(Task data begins)
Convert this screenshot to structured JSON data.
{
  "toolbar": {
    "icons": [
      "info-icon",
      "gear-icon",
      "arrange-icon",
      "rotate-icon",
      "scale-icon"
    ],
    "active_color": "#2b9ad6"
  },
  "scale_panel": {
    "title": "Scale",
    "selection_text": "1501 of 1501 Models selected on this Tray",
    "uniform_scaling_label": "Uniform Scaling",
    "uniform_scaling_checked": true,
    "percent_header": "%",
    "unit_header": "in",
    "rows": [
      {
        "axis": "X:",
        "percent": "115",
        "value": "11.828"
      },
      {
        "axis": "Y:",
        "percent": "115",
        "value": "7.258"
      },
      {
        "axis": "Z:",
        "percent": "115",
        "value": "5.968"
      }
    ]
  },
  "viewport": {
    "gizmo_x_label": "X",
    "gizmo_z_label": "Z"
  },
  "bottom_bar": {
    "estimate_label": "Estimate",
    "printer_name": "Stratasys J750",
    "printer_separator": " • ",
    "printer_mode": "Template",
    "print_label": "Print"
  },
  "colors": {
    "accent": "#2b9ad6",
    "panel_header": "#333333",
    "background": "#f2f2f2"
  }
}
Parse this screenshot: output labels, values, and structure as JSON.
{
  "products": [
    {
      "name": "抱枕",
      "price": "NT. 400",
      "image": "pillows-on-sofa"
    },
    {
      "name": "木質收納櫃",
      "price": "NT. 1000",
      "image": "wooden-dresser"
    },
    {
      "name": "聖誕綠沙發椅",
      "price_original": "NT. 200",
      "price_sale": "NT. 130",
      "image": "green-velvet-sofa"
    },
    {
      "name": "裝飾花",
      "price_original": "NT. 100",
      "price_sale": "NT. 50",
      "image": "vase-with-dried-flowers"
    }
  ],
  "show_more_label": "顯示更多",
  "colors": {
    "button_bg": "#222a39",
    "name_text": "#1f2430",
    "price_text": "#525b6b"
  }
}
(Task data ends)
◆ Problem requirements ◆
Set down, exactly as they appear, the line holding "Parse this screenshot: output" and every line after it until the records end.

◆ Finished task ◆
Parse this screenshot: output labels, values, and structure as JSON.
{
  "products": [
    {
      "name": "抱枕",
      "price": "NT. 400",
      "image": "pillows-on-sofa"
    },
    {
      "name": "木質收納櫃",
      "price": "NT. 1000",
      "image": "wooden-dresser"
    },
    {
      "name": "聖誕綠沙發椅",
      "price_original": "NT. 200",
      "price_sale": "NT. 130",
      "image": "green-velvet-sofa"
    },
    {
      "name": "裝飾花",
      "price_original": "NT. 100",
      "price_sale": "NT. 50",
      "image": "vase-with-dried-flowers"
    }
  ],
  "show_more_label": "顯示更多",
  "colors": {
    "button_bg": "#222a39",
    "name_text": "#1f2430",
    "price_text": "#525b6b"
  }
}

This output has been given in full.